■ **Aim of the task**
All of the records must come back exactly as they were given.

(Stored items from a collection)
▬▬▬▬▬▬

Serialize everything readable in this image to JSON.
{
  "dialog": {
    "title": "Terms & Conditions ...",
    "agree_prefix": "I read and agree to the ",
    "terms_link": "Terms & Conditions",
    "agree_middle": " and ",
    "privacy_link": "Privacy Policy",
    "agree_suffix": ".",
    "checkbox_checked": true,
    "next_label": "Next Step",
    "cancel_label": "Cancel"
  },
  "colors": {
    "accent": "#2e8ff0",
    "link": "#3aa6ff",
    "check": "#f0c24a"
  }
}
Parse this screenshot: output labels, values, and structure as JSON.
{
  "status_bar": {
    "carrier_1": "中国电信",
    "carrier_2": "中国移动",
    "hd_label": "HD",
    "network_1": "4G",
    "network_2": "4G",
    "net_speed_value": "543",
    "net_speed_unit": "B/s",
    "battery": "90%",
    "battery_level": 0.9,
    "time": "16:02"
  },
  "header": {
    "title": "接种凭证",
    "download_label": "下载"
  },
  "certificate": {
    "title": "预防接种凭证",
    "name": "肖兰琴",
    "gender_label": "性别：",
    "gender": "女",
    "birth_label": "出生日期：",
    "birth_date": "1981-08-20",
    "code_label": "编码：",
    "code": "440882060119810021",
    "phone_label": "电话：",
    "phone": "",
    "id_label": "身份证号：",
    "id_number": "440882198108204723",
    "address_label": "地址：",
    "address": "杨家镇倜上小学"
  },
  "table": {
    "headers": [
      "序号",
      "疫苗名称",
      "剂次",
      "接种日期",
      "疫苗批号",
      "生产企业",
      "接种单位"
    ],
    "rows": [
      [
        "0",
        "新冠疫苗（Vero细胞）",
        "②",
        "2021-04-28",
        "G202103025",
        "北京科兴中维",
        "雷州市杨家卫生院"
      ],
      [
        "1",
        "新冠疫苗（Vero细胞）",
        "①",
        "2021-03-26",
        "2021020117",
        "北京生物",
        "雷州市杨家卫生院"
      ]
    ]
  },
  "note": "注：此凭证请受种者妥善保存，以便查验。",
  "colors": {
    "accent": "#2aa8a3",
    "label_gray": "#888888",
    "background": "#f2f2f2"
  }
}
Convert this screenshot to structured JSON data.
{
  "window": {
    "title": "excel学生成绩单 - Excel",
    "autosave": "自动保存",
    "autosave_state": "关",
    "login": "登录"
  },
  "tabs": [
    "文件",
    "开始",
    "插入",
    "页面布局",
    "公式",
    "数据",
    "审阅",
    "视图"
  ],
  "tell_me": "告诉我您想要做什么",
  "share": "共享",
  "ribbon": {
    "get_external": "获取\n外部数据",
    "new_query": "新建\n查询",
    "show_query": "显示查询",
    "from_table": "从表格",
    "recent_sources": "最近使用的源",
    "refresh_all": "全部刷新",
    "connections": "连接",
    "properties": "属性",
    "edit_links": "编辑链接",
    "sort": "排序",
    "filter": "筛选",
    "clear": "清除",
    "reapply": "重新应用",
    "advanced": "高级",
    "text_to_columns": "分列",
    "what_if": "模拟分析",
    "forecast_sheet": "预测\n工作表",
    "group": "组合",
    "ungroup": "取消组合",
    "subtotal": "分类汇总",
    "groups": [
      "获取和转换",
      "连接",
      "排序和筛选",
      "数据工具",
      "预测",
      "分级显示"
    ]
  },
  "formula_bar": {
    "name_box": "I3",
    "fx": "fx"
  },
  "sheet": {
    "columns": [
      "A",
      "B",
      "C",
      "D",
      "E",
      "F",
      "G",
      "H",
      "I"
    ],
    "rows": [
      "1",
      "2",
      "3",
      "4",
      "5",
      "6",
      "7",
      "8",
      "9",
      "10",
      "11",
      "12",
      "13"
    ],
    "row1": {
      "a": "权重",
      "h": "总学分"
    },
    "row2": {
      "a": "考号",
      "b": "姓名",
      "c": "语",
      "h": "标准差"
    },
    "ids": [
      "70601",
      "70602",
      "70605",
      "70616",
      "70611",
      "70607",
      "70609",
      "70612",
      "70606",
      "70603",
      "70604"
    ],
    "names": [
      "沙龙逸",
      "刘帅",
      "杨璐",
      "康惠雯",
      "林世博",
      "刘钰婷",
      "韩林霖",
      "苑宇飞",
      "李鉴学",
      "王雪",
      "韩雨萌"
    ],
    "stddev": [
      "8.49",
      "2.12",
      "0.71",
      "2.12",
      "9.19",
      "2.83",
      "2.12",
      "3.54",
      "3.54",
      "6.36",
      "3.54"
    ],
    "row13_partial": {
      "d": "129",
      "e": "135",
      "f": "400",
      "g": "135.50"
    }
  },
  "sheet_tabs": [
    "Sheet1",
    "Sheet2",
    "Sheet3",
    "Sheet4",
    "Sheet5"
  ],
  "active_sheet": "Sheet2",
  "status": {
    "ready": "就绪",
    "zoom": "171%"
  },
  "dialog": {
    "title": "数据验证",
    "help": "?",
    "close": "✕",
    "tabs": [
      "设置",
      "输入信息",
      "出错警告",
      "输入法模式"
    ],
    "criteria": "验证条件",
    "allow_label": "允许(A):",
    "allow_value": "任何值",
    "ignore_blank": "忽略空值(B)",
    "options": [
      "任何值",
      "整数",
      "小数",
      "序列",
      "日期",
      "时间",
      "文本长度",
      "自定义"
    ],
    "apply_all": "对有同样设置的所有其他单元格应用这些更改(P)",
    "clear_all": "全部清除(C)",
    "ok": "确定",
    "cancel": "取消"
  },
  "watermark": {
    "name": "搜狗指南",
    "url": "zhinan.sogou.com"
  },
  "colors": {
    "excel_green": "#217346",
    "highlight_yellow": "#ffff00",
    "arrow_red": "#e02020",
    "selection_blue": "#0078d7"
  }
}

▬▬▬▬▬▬

■ **Task response**
Serialize everything readable in this image to JSON.
{
  "dialog": {
    "title": "Terms & Conditions ...",
    "agree_prefix": "I read and agree to the ",
    "terms_link": "Terms & Conditions",
    "agree_middle": " and ",
    "privacy_link": "Privacy Policy",
    "agree_suffix": ".",
    "checkbox_checked": true,
    "next_label": "Next Step",
    "cancel_label": "Cancel"
  },
  "colors": {
    "accent": "#2e8ff0",
    "link": "#3aa6ff",
    "check": "#f0c24a"
  }
}
Parse this screenshot: output labels, values, and structure as JSON.
{
  "status_bar": {
    "carrier_1": "中国电信",
    "carrier_2": "中国移动",
    "hd_label": "HD",
    "network_1": "4G",
    "network_2": "4G",
    "net_speed_value": "543",
    "net_speed_unit": "B/s",
    "battery": "90%",
    "battery_level": 0.9,
    "time": "16:02"
  },
  "header": {
    "title": "接种凭证",
    "download_label": "下载"
  },
  "certificate": {
    "title": "预防接种凭证",
    "name": "肖兰琴",
    "gender_label": "性别：",
    "gender": "女",
    "birth_label": "出生日期：",
    "birth_date": "1981-08-20",
    "code_label": "编码：",
    "code": "440882060119810021",
    "phone_label": "电话：",
    "phone": "",
    "id_label": "身份证号：",
    "id_number": "440882198108204723",
    "address_label": "地址：",
    "address": "杨家镇倜上小学"
  },
  "table": {
    "headers": [
      "序号",
      "疫苗名称",
      "剂次",
      "接种日期",
      "疫苗批号",
      "生产企业",
      "接种单位"
    ],
    "rows": [
      [
        "0",
        "新冠疫苗（Vero细胞）",
        "②",
        "2021-04-28",
        "G202103025",
        "北京科兴中维",
        "雷州市杨家卫生院"
      ],
      [
        "1",
        "新冠疫苗（Vero细胞）",
        "①",
        "2021-03-26",
        "2021020117",
        "北京生物",
        "雷州市杨家卫生院"
      ]
    ]
  },
  "note": "注：此凭证请受种者妥善保存，以便查验。",
  "colors": {
    "accent": "#2aa8a3",
    "label_gray": "#888888",
    "background": "#f2f2f2"
  }
}
Convert this screenshot to structured JSON data.
{
  "window": {
    "title": "excel学生成绩单 - Excel",
    "autosave": "自动保存",
    "autosave_state": "关",
    "login": "登录"
  },
  "tabs": [
    "文件",
    "开始",
    "插入",
    "页面布局",
    "公式",
    "数据",
    "审阅",
    "视图"
  ],
  "tell_me": "告诉我您想要做什么",
  "share": "共享",
  "ribbon": {
    "get_external": "获取\n外部数据",
    "new_query": "新建\n查询",
    "show_query": "显示查询",
    "from_table": "从表格",
    "recent_sources": "最近使用的源",
    "refresh_all": "全部刷新",
    "connections": "连接",
    "properties": "属性",
    "edit_links": "编辑链接",
    "sort": "排序",
    "filter": "筛选",
    "clear": "清除",
    "reapply": "重新应用",
    "advanced": "高级",
    "text_to_columns": "分列",
    "what_if": "模拟分析",
    "forecast_sheet": "预测\n工作表",
    "group": "组合",
    "ungroup": "取消组合",
    "subtotal": "分类汇总",
    "groups": [
      "获取和转换",
      "连接",
      "排序和筛选",
      "数据工具",
      "预测",
      "分级显示"
    ]
  },
  "formula_bar": {
    "name_box": "I3",
    "fx": "fx"
  },
  "sheet": {
    "columns": [
      "A",
      "B",
      "C",
      "D",
      "E",
      "F",
      "G",
      "H",
      "I"
    ],
    "rows": [
      "1",
      "2",
      "3",
      "4",
      "5",
      "6",
      "7",
      "8",
      "9",
      "10",
      "11",
      "12",
      "13"
    ],
    "row1": {
      "a": "权重",
      "h": "总学分"
    },
    "row2": {
      "a": "考号",
      "b": "姓名",
      "c": "语",
      "h": "标准差"
    },
    "ids": [
      "70601",
      "70602",
      "70605",
      "70616",
      "70611",
      "70607",
      "70609",
      "70612",
      "70606",
      "70603",
      "70604"
    ],
    "names": [
      "沙龙逸",
      "刘帅",
      "杨璐",
      "康惠雯",
      "林世博",
      "刘钰婷",
      "韩林霖",
      "苑宇飞",
      "李鉴学",
      "王雪",
      "韩雨萌"
    ],
    "stddev": [
      "8.49",
      "2.12",
      "0.71",
      "2.12",
      "9.19",
      "2.83",
      "2.12",
      "3.54",
      "3.54",
      "6.36",
      "3.54"
    ],
    "row13_partial": {
      "d": "129",
      "e": "135",
      "f": "400",
      "g": "135.50"
    }
  },
  "sheet_tabs": [
    "Sheet1",
    "Sheet2",
    "Sheet3",
    "Sheet4",
    "Sheet5"
  ],
  "active_sheet": "Sheet2",
  "status": {
    "ready": "就绪",
    "zoom": "171%"
  },
  "dialog": {
    "title": "数据验证",
    "help": "?",
    "close": "✕",
    "tabs": [
      "设置",
      "输入信息",
      "出错警告",
      "输入法模式"
    ],
    "criteria": "验证条件",
    "allow_label": "允许(A):",
    "allow_value": "任何值",
    "ignore_blank": "忽略空值(B)",
    "options": [
      "任何值",
      "整数",
      "小数",
      "序列",
      "日期",
      "时间",
      "文本长度",
      "自定义"
    ],
    "apply_all": "对有同样设置的所有其他单元格应用这些更改(P)",
    "clear_all": "全部清除(C)",
    "ok": "确定",
    "cancel": "取消"
  },
  "watermark": {
    "name": "搜狗指南",
    "url": "zhinan.sogou.com"
  },
  "colors": {
    "excel_green": "#217346",
    "highlight_yellow": "#ffff00",
    "arrow_red": "#e02020",
    "selection_blue": "#0078d7"
  }
}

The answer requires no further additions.